▸ Description of the task: Copy out each line of the listing below in which the string "مدیریت" occurs.
************
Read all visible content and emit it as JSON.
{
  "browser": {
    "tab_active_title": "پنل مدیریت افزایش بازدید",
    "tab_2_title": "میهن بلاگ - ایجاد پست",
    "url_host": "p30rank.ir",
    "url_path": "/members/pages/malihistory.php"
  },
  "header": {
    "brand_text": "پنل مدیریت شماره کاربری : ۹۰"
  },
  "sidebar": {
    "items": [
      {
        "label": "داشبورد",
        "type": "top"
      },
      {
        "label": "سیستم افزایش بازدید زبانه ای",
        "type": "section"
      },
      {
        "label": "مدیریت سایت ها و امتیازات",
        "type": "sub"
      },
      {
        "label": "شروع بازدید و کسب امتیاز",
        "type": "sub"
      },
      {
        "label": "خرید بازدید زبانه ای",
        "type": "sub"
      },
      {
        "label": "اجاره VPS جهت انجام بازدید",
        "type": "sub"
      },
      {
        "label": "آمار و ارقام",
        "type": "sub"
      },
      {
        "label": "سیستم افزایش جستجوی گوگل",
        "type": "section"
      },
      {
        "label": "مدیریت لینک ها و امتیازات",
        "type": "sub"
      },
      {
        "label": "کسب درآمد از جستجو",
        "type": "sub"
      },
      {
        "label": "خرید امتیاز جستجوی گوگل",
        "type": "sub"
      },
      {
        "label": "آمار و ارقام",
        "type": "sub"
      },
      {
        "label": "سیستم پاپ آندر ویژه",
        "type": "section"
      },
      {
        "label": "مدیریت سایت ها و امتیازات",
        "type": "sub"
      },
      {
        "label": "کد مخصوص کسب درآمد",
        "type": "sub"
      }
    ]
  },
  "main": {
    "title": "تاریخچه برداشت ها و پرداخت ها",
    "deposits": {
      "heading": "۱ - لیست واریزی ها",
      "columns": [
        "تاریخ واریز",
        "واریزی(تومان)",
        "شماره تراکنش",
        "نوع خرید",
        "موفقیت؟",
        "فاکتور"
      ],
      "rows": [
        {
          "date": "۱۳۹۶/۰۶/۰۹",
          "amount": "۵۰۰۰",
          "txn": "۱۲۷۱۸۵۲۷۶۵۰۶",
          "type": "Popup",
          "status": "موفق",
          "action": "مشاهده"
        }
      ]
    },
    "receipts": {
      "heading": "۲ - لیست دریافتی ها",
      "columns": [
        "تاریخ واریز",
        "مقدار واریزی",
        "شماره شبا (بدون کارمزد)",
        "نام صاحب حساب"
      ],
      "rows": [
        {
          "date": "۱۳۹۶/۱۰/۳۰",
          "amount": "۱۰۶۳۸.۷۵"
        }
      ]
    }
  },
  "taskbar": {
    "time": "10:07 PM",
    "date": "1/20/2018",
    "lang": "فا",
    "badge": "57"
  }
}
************
▸ Response below:
    "tab_active_title": "پنل مدیریت افزایش بازدید",
    "brand_text": "پنل مدیریت شماره کاربری : ۹۰"
        "label": "مدیریت سایت ها و امتیازات",
        "label": "مدیریت لینک ها و امتیازات",
        "label": "مدیریت سایت ها و امتیازات",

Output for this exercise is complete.